Bloody Underrated – TROIS PAYSAGES @ AGORA
Critique de J.D. Papillon/dirtydirtyfeet, parue sur le site Bloody Underrated, le 22 février 2013
Voici une critique en anglais du dernier spectacle Trois paysages de Danse K par K lors de son passage à l’Agora de la danse en février dernier.
«While we don’t necessary think about it most of the time, air has had a huge aesthetic impact in dance for centuries. From ballet, where dancers were meant to be lithe and give the impression of floating with grace and control, to Isadora Duncan with her flowy dresses and Martha Graham’s focus on breathing and its impact on the movement, air has been more than just what occupied the space around the dancers. In Quebec City choreographer Karine Ledoyen’s latest work, Trois Paysages, air becomes the source of creation and inspiration, both for the conceptual aspects of the piece and the movement research.
At the start of the show, there is a long wall of sheets of paper on stage, divided into sections that can fold into each other. We later discover that the wall can be rolled around on stage. We are told that there is an unknown element added to the work, a member of the audience who has been chosen to take part in the piece, unaware until a few minutes of the show of the role they would play. We are introduced to the lucky (?) new performer who is given a pair of headphones and sits somewhere in the downstage corner.
A dancer starts an accumulation solo on stage and is then joined by another and then a third, shifting fluidly between a solo, duet and trio. As the work progresses, they move the wall around the stage, changing the configuration of the space, creating a total of three landscapes through which the dancers move. Much of the movement consists of partnering, with the dancers having a direct impact on each others’ bodies. At some points, the « free element », the audience member invited on stage, moves through the space, interacts with the dancers, spurred by instructions from the headphones. At the end of the piece, the dancers leave the stage and release a flurry of cutouts of bodies with inflated balloons serving as head, some of them going up to the ceiling, some trailing closer to the ground. It was a beautiful way to finish the work and a powerful image.
The dancers were very powerful and connected and there was some fantastic movement research. We were treated to some intensely clever partnering that flowed constantly and beautifully and the performers made it look effortless.
Created by composer Patrick Saint-Denis, the wall of sheets, which were blown forward at points by small fans behind the wall, was very intricate and worked very well with the theme. Sometimes it felt like the interaction between the dancers and the wall could have been a bit more developed, but it was interesting nonetheless. The projections on the surface brought it to another level but never felt overwhelming.
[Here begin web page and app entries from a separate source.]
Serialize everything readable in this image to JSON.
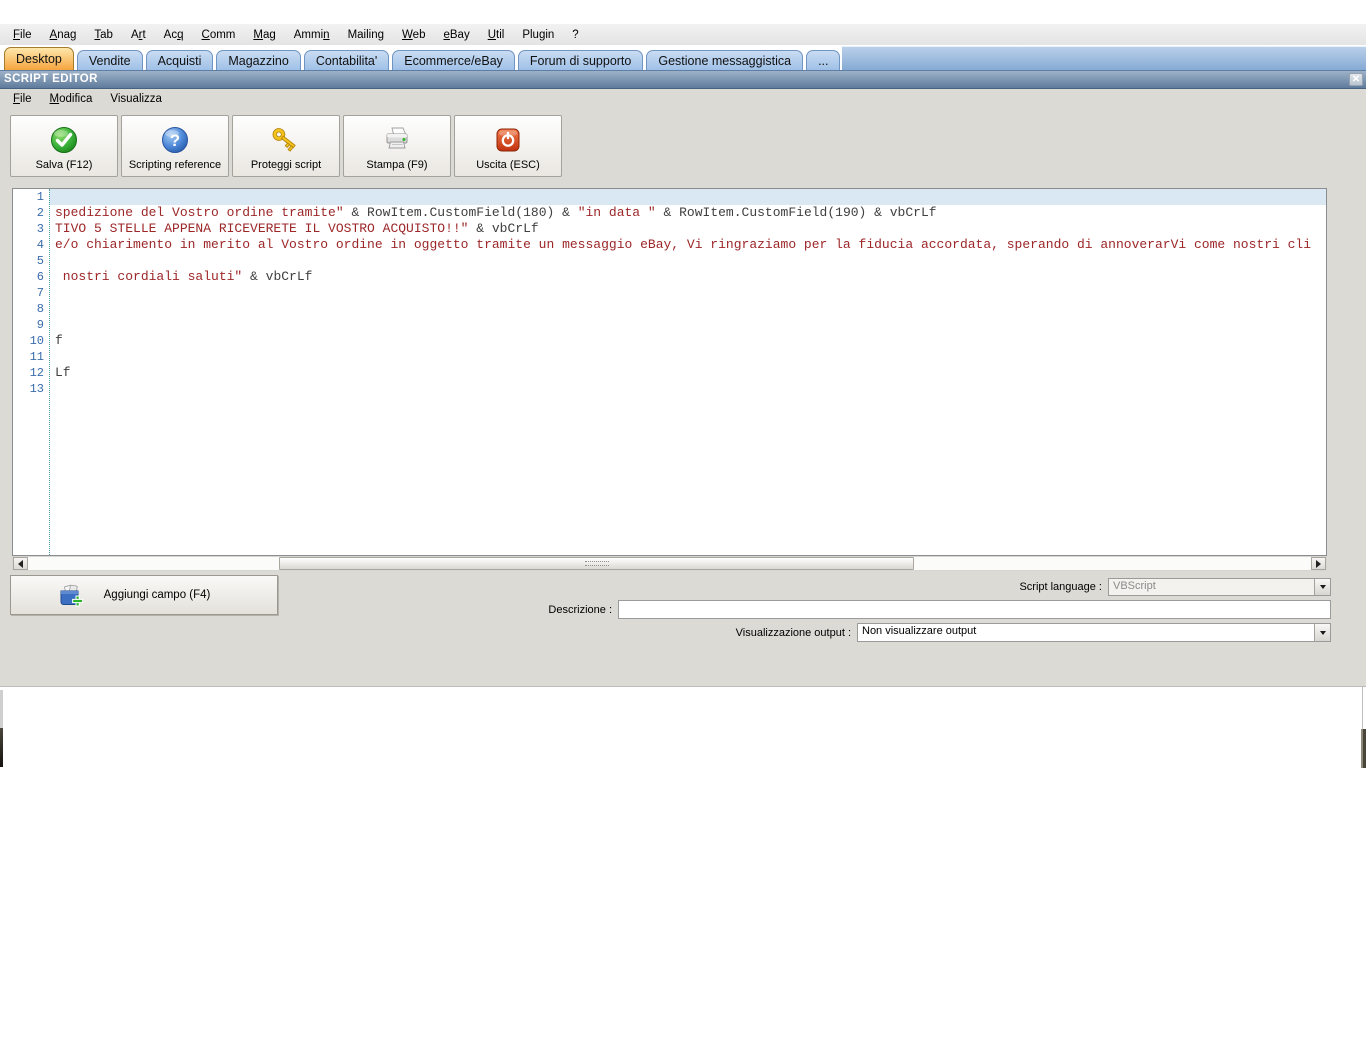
{
  "menu_bar": {
    "items": [
      {
        "label": "File",
        "u": 0
      },
      {
        "label": "Anag",
        "u": 0
      },
      {
        "label": "Tab",
        "u": 0
      },
      {
        "label": "Art",
        "u": 1
      },
      {
        "label": "Acq",
        "u": 2
      },
      {
        "label": "Comm",
        "u": 0
      },
      {
        "label": "Mag",
        "u": 0
      },
      {
        "label": "Ammin",
        "u": 4
      },
      {
        "label": "Mailing",
        "u": 6
      },
      {
        "label": "Web",
        "u": 0
      },
      {
        "label": "eBay",
        "u": 0
      },
      {
        "label": "Util",
        "u": 0
      },
      {
        "label": "Plugin",
        "u": -1
      },
      {
        "label": "?",
        "u": -1
      }
    ]
  },
  "tab_bar": {
    "tabs": [
      {
        "label": "Desktop",
        "active": true
      },
      {
        "label": "Vendite",
        "active": false
      },
      {
        "label": "Acquisti",
        "active": false
      },
      {
        "label": "Magazzino",
        "active": false
      },
      {
        "label": "Contabilita'",
        "active": false
      },
      {
        "label": "Ecommerce/eBay",
        "active": false
      },
      {
        "label": "Forum di supporto",
        "active": false
      },
      {
        "label": "Gestione messaggistica",
        "active": false
      },
      {
        "label": "...",
        "active": false
      }
    ]
  },
  "window": {
    "title": "SCRIPT EDITOR",
    "close_icon": "✕"
  },
  "editor_menu": {
    "items": [
      {
        "label": "File",
        "u": 0
      },
      {
        "label": "Modifica",
        "u": 0
      },
      {
        "label": "Visualizza",
        "u": -1
      }
    ]
  },
  "toolbar": {
    "buttons": [
      {
        "label": "Salva (F12)",
        "icon": "save-check-icon"
      },
      {
        "label": "Scripting reference",
        "icon": "help-question-icon"
      },
      {
        "label": "Proteggi script",
        "icon": "key-icon"
      },
      {
        "label": "Stampa (F9)",
        "icon": "printer-icon"
      },
      {
        "label": "Uscita (ESC)",
        "icon": "exit-power-icon"
      }
    ]
  },
  "editor": {
    "current_line": 1,
    "lines": [
      [],
      [
        {
          "k": "str",
          "t": "spedizione del Vostro ordine tramite\""
        },
        {
          "k": "code",
          "t": " & RowItem.CustomField(180) & "
        },
        {
          "k": "str",
          "t": "\"in data \""
        },
        {
          "k": "code",
          "t": " & RowItem.CustomField(190) & vbCrLf"
        }
      ],
      [
        {
          "k": "str",
          "t": "TIVO 5 STELLE APPENA RICEVERETE IL VOSTRO ACQUISTO!!\""
        },
        {
          "k": "code",
          "t": " & vbCrLf"
        }
      ],
      [
        {
          "k": "str",
          "t": "e/o chiarimento in merito al Vostro ordine in oggetto tramite un messaggio eBay, Vi ringraziamo per la fiducia accordata, sperando di annoverarVi come nostri cli"
        }
      ],
      [],
      [
        {
          "k": "str",
          "t": " nostri cordiali saluti\""
        },
        {
          "k": "code",
          "t": " & vbCrLf"
        }
      ],
      [],
      [],
      [],
      [
        {
          "k": "code",
          "t": "f"
        }
      ],
      [],
      [
        {
          "k": "code",
          "t": "Lf"
        }
      ],
      []
    ]
  },
  "bottom_panel": {
    "add_field_label": "Aggiungi campo (F4)",
    "script_language_label": "Script language :",
    "script_language_value": "VBScript",
    "description_label": "Descrizione :",
    "description_value": "",
    "output_label": "Visualizzazione output :",
    "output_value": "Non visualizzare output"
  },
  "colors": {
    "active_tab_orange": "#f6a13a",
    "inactive_tab_blue": "#9dbfe6",
    "titlebar_blue": "#6d89a8",
    "string_text_red": "#9c2628",
    "code_text": "#3f3f3f",
    "line_number_blue": "#3a6cab",
    "current_line_highlight": "#d9e8f3"
  }
}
Some of the lighting choices were problematic at times. There was one dancer, whom I found very talented but felt had no scenic presence for a long time yet could not understand why. Then I realized that I could never seen that performer’s eyes and realized that was why. Even with the other dancers, I felt at times disconnected from them because I couldn’t see their eyes. The overhead lighting is mostly to blame I think. The choice of bringing an audience member on stage never brought much to the work in my opinion. It was at times interesting but felt a bit gimmicky.
As a whole, Trois Paysages was a beautifully choreographed work with very grounded, connected dancers who flowed through the space. Air as a conceptual element never weighed down the work and actually uplifted it (puns not intended). It was a breath of fresh… (ok I’ll stop there).
You can listen to the Dirty Feet podcast on the No More Radio network by clicking here.»
Source: Bloody Underrated, J.D. Papillon
Trois paysages sera présenté par La Rotonde les 10,11, 12 avril 2013 à 20h, à la salle Multi de Méduse.